THE TASK:
Where the word "icon" appears in a line below, copy the whole line.

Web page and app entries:
▬▬▬▬▬▬▬▬▬▬

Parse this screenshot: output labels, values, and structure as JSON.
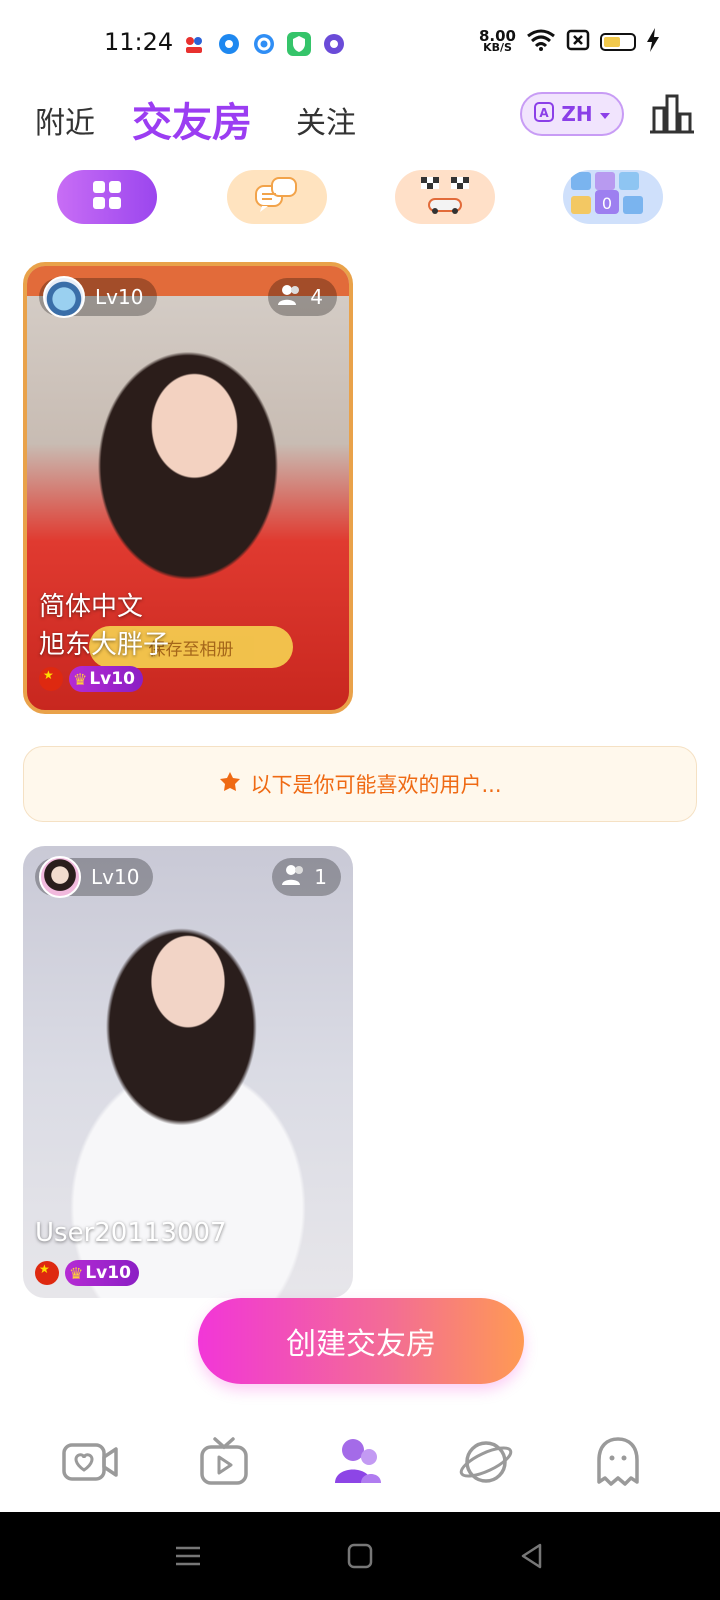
{
  "status_bar": {
    "time": "11:24",
    "net_speed_value": "8.00",
    "net_speed_unit": "KB/S"
  },
  "header": {
    "tabs": [
      {
        "label": "附近"
      },
      {
        "label": "交友房"
      },
      {
        "label": "关注"
      }
    ],
    "active_tab": "交友房",
    "language": "ZH",
    "accent_color": "#9b3df2"
  },
  "categories": [
    {
      "icon": "grid-icon",
      "active": true
    },
    {
      "icon": "chat-bubbles-icon",
      "active": false
    },
    {
      "icon": "racing-flags-icon",
      "active": false
    },
    {
      "icon": "number-puzzle-icon",
      "active": false
    }
  ],
  "rooms": [
    {
      "host_level": "Lv10",
      "member_count": "4",
      "title": "简体中文",
      "host_name": "旭东大胖子",
      "badge_level": "Lv10",
      "overlay_text": "保存至相册"
    },
    {
      "host_level": "Lv10",
      "member_count": "1",
      "host_name": "User20113007",
      "badge_level": "Lv10"
    }
  ],
  "recommend_banner": "以下是你可能喜欢的用户...",
  "create_button": "创建交友房",
  "bottom_tabs": [
    {
      "icon": "video-heart-icon",
      "active": false
    },
    {
      "icon": "tv-play-icon",
      "active": false
    },
    {
      "icon": "friends-icon",
      "active": true
    },
    {
      "icon": "planet-icon",
      "active": false
    },
    {
      "icon": "ghost-icon",
      "active": false
    }
  ]
}
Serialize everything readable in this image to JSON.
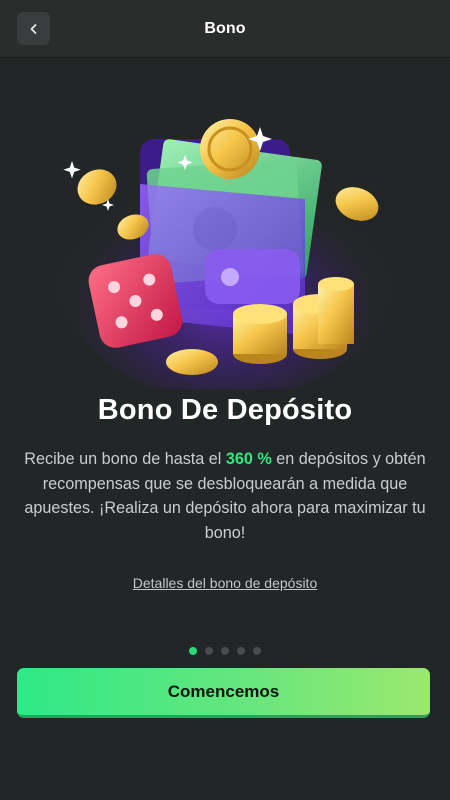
{
  "header": {
    "title": "Bono",
    "back_icon": "chevron-left-icon"
  },
  "hero": {
    "image": "wallet-coins-dice-illustration"
  },
  "main": {
    "title": "Bono De Depósito",
    "desc_before": "Recibe un bono de hasta el ",
    "desc_highlight": "360 %",
    "desc_after": " en depósitos y obtén recompensas que se desbloquearán a medida que apuestes. ¡Realiza un depósito ahora para maximizar tu bono!",
    "details_link": "Detalles del bono de depósito"
  },
  "carousel": {
    "total": 5,
    "active_index": 0
  },
  "cta": {
    "label": "Comencemos"
  },
  "colors": {
    "background": "#232626",
    "header": "#2b2d2d",
    "accent": "#33e67f",
    "cta_start": "#2ee987",
    "cta_end": "#9be86e"
  }
}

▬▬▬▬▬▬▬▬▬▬

COMPLETED EXERCISE:
      "icon": "grid-icon",
      "icon": "chat-bubbles-icon",
      "icon": "racing-flags-icon",
      "icon": "number-puzzle-icon",
      "icon": "video-heart-icon",
      "icon": "tv-play-icon",
      "icon": "friends-icon",
      "icon": "planet-icon",
      "icon": "ghost-icon",
    "back_icon": "chevron-left-icon"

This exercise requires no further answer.